If you're like the average American, it's unlikely you have an ongoing business relationship with a lawyer. You may only hire an attorney a few times in your lifetime - to write a will or help with buying a house, for instance. So, when faced with a legal need, the task of hiring an attorney can be intimidating. Here are a few steps you can take to make sure you hire the right attorney.
Do Your Research
There are several sources you can use to find an attorney. Smart consumers do some research before contacting a lawyer. Here's where to start:
- A legal directory like Lawyers.com is a great place to start. A few short clicks gets you a list of attorneys in your area, complete with telephone numbers, background information and more. We also have lawyer-written articles to help you understand your legal problem. And there's a message board to help you get a feel for an attorney's level of expertise and communication style
- Contact the state and local bar associations in your area. They may be able to refer you to a lawyer. Keep in mind, these referrals aren't endorsements. The bar association usually just has a list of attorneys who've agreed to take referrals

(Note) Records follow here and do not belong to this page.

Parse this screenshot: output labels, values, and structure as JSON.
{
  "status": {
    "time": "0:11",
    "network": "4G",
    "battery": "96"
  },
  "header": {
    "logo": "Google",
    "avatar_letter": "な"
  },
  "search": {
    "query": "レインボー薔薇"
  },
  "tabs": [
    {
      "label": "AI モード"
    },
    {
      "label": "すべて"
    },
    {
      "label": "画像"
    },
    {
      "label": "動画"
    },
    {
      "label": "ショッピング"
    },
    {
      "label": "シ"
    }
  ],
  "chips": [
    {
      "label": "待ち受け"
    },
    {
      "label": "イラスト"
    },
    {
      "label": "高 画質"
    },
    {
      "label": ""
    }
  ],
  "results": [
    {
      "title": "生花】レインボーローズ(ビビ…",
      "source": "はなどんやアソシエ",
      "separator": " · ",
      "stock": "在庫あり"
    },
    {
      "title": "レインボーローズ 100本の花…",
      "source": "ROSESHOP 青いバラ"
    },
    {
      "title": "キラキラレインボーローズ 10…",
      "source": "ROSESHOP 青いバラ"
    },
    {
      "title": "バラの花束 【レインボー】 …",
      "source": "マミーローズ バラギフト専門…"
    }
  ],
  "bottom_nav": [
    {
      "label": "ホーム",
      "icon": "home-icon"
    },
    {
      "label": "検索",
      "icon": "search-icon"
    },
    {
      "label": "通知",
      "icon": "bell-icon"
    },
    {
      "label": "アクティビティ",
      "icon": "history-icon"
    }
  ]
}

- The American Bar Association has tools and information to help you find an attorney
- Talk to family, friends and co-workers. Someone you know may have hired an attorney and he can tell you what he liked or disliked about the attorney. You may not want to share why you need a lawyer, but know what kind of lawyer you need - tax, criminal, divorce, etc. - so people can give you appropriate recommendations

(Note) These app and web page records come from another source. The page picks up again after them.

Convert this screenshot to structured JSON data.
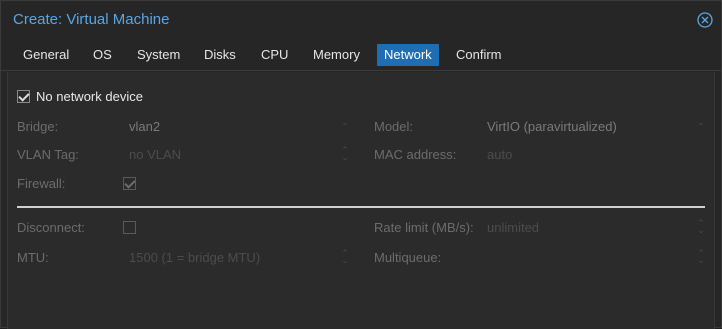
{
  "window": {
    "title": "Create: Virtual Machine"
  },
  "tabs": [
    {
      "label": "General"
    },
    {
      "label": "OS"
    },
    {
      "label": "System"
    },
    {
      "label": "Disks"
    },
    {
      "label": "CPU"
    },
    {
      "label": "Memory"
    },
    {
      "label": "Network"
    },
    {
      "label": "Confirm"
    }
  ],
  "active_tab": "Network",
  "form": {
    "no_network_device": {
      "label": "No network device",
      "checked": true
    },
    "bridge": {
      "label": "Bridge:",
      "value": "vlan2"
    },
    "vlan_tag": {
      "label": "VLAN Tag:",
      "placeholder": "no VLAN"
    },
    "firewall": {
      "label": "Firewall:",
      "checked": true
    },
    "model": {
      "label": "Model:",
      "value": "VirtIO (paravirtualized)"
    },
    "mac_address": {
      "label": "MAC address:",
      "placeholder": "auto"
    },
    "disconnect": {
      "label": "Disconnect:",
      "checked": false
    },
    "mtu": {
      "label": "MTU:",
      "placeholder": "1500 (1 = bridge MTU)"
    },
    "rate_limit": {
      "label": "Rate limit (MB/s):",
      "placeholder": "unlimited"
    },
    "multiqueue": {
      "label": "Multiqueue:",
      "value": ""
    }
  },
  "icons": {
    "close": "close-circle-icon",
    "checkbox": "checkmark-icon",
    "spinner": "spinner-arrows-icon",
    "dropdown": "chevron-down-icon"
  },
  "colors": {
    "accent": "#1f6eb3",
    "title": "#58a6e6",
    "background": "#262626"
  }
}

- Check your local telephone book
Clearly Communicate Your Problem
Before you start getting recommendations or calling prospective lawyers, find a way to briefly describe why you need a lawyer. One or two sentences will do. For example, "I recently got married and we want to draw up a new will." Or, "I was injured in a car accident, and the other driver won't pay my medical bills."
Once you meet with a lawyer you can go into more details.
Find the Right Type of Lawyer
Not all lawyers are interchangeable. Just as you wouldn't ask your cardiologist to set a broken bone, not all lawyers practice in all areas of the law. In general, the larger the city you're in, the more likely it is you'll be able to find a lawyer who specializes in your exact legal need.
That doesn't mean you're out of luck if you live in a more rural setting. However, your choices may be a bit more limited, and the attorney you hire may be a generalist who's used to dealing with range of legal problems. If you live in a rural area and have complicated legal needs, consider looking in a larger city for a more specialized lawyer.
Also, think about the level of service and skill you need. If you have a simple legal problem, you may be able to use a more moderately priced lawyer. If your problem is a life-or-death situation, you may want to spend more money and hire a more skilled attorney.